5. toss in the kasha and egg mixture and stir it around, until the kasha kernels are all nice and toasty, all separated from each other - until the whole thing looks dry (no more wet egg), and it looks all brown and toasted and smells good.
6. add the bouillon. watch out for the steam. cooking is fun!
7. cover and cook, about 20 minutes or however long it takes. don’t undercook (mushy ugh).
8. chop up an entire good—sized white onion and sauté it very gently in some oil so it gets translucent, and maybe a tiny bit brown around the edges. you want A LOT of onion. you’ll go, this is a shit ton of onion, who the hell would want that much onion for a cup of kasha? maybe I should use half. and then when it’s all mixed in you’ll go, goddammit, I shoulda made the whole onion.
9. also you’ll be making your varnishkes at this time, yes? good. do not use anything but bowties, it looks weird.*
10. mix together. add pepper.
11. shit yourself.
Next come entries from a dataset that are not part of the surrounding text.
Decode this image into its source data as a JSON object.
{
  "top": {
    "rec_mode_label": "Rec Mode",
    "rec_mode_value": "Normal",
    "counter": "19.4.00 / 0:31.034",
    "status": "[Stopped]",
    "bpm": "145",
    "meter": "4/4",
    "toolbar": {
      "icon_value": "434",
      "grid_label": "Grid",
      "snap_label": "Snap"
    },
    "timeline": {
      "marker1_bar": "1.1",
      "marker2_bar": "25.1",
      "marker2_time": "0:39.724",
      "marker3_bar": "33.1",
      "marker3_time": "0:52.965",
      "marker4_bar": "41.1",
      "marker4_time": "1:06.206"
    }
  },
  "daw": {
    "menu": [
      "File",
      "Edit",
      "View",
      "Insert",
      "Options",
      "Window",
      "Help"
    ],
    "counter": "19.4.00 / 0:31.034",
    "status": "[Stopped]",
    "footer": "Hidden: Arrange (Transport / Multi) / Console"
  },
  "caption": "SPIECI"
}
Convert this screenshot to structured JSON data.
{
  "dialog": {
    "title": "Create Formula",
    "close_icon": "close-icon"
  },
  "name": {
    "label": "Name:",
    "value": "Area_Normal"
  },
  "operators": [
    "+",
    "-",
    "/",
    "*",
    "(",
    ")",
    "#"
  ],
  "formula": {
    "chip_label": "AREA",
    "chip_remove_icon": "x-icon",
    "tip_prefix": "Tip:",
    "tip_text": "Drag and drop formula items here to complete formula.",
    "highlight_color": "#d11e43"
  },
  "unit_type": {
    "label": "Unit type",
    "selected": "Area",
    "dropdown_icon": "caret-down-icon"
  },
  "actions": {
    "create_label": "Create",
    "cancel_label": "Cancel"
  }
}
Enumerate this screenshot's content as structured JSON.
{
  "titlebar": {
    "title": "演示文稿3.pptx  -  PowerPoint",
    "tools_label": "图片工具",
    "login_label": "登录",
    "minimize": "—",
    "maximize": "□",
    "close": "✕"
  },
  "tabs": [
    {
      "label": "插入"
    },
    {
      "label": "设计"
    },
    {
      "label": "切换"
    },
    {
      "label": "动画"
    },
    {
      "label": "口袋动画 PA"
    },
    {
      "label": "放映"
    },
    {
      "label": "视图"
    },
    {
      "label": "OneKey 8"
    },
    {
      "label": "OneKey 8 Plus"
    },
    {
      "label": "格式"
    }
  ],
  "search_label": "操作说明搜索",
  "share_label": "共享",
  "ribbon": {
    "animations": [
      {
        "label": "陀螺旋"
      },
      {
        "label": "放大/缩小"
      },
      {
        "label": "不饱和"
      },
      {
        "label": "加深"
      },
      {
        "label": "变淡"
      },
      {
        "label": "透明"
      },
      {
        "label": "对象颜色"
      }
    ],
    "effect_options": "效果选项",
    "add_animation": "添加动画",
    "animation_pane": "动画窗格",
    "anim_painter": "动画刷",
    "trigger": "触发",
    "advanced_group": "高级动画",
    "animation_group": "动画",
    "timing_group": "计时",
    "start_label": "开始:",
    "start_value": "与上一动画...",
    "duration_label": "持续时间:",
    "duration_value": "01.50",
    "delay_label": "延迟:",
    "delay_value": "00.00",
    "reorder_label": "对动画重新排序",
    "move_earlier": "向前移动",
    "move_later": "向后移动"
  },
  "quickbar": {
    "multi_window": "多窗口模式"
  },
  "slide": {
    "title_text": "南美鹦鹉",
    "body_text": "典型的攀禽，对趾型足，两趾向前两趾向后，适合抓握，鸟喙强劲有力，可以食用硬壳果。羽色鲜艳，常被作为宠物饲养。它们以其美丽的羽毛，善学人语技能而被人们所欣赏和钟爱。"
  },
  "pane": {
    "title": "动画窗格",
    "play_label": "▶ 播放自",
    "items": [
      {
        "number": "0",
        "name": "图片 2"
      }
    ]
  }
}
*You may not know this, but buckwheat is gluten-free! Unfortunately, most bowtie noodles are not. I know, I said don’t make it with anything but bowtie noodles. Bowtie noodles = varnishkes, which have the added benefit of catching the kasha in the little grooves. But I mean, gluten-free people should eat this too - AND HOW - so ignore my comment up there and make it with whatever damn noodle you want, until some genius starts making gluten-free bowties.
I’ll just leave this here.